● Exercise
Reproduce the listing word for word. Skip any image.

● Data records
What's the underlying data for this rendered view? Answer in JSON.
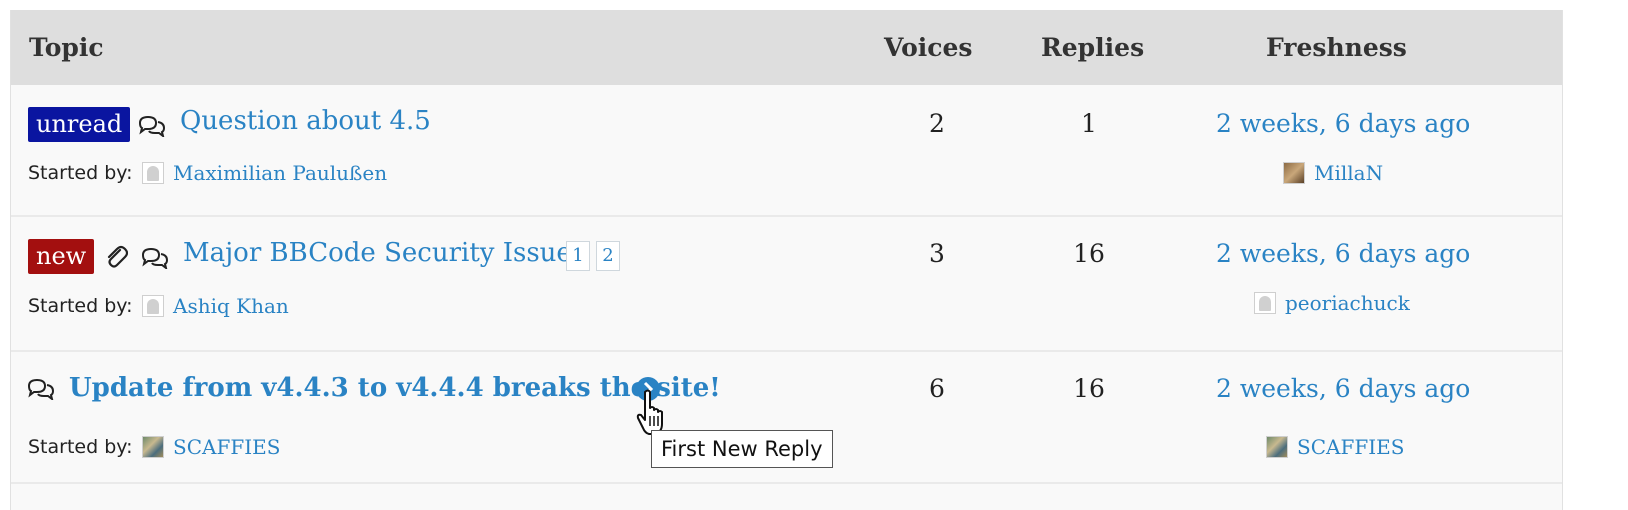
{
  "header": {
    "topic": "Topic",
    "voices": "Voices",
    "replies": "Replies",
    "freshness": "Freshness"
  },
  "topics": [
    {
      "badge": "unread",
      "icons": [
        "discussion-icon"
      ],
      "title": "Question about 4.5",
      "started_label": "Started by:",
      "author": "Maximilian Paulußen",
      "voices": "2",
      "replies": "1",
      "freshness": "2 weeks, 6 days ago",
      "last_user": "MillaN"
    },
    {
      "badge": "new",
      "icons": [
        "paperclip-icon",
        "discussion-icon"
      ],
      "title": "Major BBCode Security Issue",
      "pages": [
        "1",
        "2"
      ],
      "started_label": "Started by:",
      "author": "Ashiq Khan",
      "voices": "3",
      "replies": "16",
      "freshness": "2 weeks, 6 days ago",
      "last_user": "peoriachuck"
    },
    {
      "icons": [
        "discussion-icon",
        "first-new-reply-icon"
      ],
      "title": "Update from v4.4.3 to v4.4.4 breaks the site!",
      "started_label": "Started by:",
      "author": "SCAFFIES",
      "voices": "6",
      "replies": "16",
      "freshness": "2 weeks, 6 days ago",
      "last_user": "SCAFFIES"
    }
  ],
  "tooltip": "First New Reply",
  "colors": {
    "link": "#2a83c4",
    "unread_badge": "#0a15a0",
    "new_badge": "#a30f0f",
    "header_bg": "#dedede"
  }
}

● Result of this task
What's the underlying data for this rendered view? Answer in JSON.
{
  "header": {
    "topic": "Topic",
    "voices": "Voices",
    "replies": "Replies",
    "freshness": "Freshness"
  },
  "topics": [
    {
      "badge": "unread",
      "icons": [
        "discussion-icon"
      ],
      "title": "Question about 4.5",
      "started_label": "Started by:",
      "author": "Maximilian Paulußen",
      "voices": "2",
      "replies": "1",
      "freshness": "2 weeks, 6 days ago",
      "last_user": "MillaN"
    },
    {
      "badge": "new",
      "icons": [
        "paperclip-icon",
        "discussion-icon"
      ],
      "title": "Major BBCode Security Issue",
      "pages": [
        "1",
        "2"
      ],
      "started_label": "Started by:",
      "author": "Ashiq Khan",
      "voices": "3",
      "replies": "16",
      "freshness": "2 weeks, 6 days ago",
      "last_user": "peoriachuck"
    },
    {
      "icons": [
        "discussion-icon",
        "first-new-reply-icon"
      ],
      "title": "Update from v4.4.3 to v4.4.4 breaks the site!",
      "started_label": "Started by:",
      "author": "SCAFFIES",
      "voices": "6",
      "replies": "16",
      "freshness": "2 weeks, 6 days ago",
      "last_user": "SCAFFIES"
    }
  ],
  "tooltip": "First New Reply",
  "colors": {
    "link": "#2a83c4",
    "unread_badge": "#0a15a0",
    "new_badge": "#a30f0f",
    "header_bg": "#dedede"
  }
}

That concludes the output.